The study also adds new evidence to the benefits of coffee, whether they are clear, dark or decaffeinated, the British newspaper The Independent reported.
Scientists have identified a group of compounds in the coffee called phenylindrical, which appear during roasted coffee.
This substance not only causes the bitter taste of coffee, but also hinders the incorporation of beta-amyloid and thawed proteins in the brain of patients with Alzheimer's disease and Parkinson's disease.
This is the first time someone has investigated how the substance interacts with the proteins responsible for Alzheimer's disease and Parkinson's disease, scientists said.

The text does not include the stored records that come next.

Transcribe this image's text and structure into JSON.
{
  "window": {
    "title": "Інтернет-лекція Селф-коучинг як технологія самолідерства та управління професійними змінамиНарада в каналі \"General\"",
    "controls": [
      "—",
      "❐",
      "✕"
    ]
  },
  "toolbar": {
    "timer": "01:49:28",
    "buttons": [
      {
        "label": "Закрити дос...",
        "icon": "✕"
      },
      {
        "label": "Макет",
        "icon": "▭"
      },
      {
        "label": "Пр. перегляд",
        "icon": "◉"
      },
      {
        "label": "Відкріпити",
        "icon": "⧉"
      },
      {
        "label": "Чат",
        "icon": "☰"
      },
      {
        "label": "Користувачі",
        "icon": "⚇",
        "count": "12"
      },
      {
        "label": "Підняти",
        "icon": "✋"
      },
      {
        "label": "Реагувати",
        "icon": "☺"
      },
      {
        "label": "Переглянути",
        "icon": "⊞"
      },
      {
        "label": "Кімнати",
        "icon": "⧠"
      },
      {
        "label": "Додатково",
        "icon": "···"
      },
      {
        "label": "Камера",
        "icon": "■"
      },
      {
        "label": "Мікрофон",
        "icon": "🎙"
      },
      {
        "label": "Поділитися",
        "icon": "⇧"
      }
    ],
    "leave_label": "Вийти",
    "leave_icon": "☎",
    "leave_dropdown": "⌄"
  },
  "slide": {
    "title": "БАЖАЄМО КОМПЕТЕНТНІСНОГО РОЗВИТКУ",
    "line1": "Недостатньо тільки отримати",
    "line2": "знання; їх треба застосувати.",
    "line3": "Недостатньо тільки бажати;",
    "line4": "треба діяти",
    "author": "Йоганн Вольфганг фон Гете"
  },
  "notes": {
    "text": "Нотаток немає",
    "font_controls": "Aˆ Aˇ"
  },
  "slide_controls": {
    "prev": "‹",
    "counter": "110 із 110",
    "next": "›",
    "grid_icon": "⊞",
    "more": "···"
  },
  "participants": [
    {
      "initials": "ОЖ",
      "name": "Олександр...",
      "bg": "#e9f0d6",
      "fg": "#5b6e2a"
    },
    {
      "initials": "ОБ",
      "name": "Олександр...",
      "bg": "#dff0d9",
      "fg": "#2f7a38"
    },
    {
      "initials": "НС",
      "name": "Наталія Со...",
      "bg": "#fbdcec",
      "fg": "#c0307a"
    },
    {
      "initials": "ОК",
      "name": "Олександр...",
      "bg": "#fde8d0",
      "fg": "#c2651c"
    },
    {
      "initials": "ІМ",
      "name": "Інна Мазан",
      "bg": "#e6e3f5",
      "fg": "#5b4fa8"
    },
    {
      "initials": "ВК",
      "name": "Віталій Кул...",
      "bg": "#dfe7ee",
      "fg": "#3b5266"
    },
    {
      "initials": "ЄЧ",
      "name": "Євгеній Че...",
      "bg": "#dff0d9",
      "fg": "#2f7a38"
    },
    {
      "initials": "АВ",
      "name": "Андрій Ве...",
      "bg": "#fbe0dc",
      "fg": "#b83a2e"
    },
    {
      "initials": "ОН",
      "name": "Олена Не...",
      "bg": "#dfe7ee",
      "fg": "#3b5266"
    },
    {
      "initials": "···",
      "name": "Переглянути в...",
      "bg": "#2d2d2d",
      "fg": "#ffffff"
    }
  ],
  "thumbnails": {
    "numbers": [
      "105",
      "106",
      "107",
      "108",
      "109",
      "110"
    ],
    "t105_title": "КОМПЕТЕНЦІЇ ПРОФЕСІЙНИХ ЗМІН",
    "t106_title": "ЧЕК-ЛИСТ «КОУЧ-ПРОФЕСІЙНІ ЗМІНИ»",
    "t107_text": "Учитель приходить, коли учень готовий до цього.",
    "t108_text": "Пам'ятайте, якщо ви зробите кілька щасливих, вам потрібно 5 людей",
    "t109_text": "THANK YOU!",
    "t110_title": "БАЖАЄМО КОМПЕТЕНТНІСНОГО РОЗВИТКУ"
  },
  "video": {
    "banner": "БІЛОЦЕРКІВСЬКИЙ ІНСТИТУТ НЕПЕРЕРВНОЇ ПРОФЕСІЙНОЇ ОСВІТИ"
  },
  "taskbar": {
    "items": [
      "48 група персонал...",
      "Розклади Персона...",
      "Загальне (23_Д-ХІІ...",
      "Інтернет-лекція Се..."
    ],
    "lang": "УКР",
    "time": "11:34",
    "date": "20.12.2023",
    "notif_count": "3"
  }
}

They added that the next step would be to verify the usefulness of these compounds, if they have the ability to enter the bloodstream or cross the blood-brain barrier.
Scientists have found that toasted coffee seemed to provide the highest protection against Alzheimer's disease and Parkinson's disease from other species, but stressed the need for subsequent research before using coffee in medical treatment.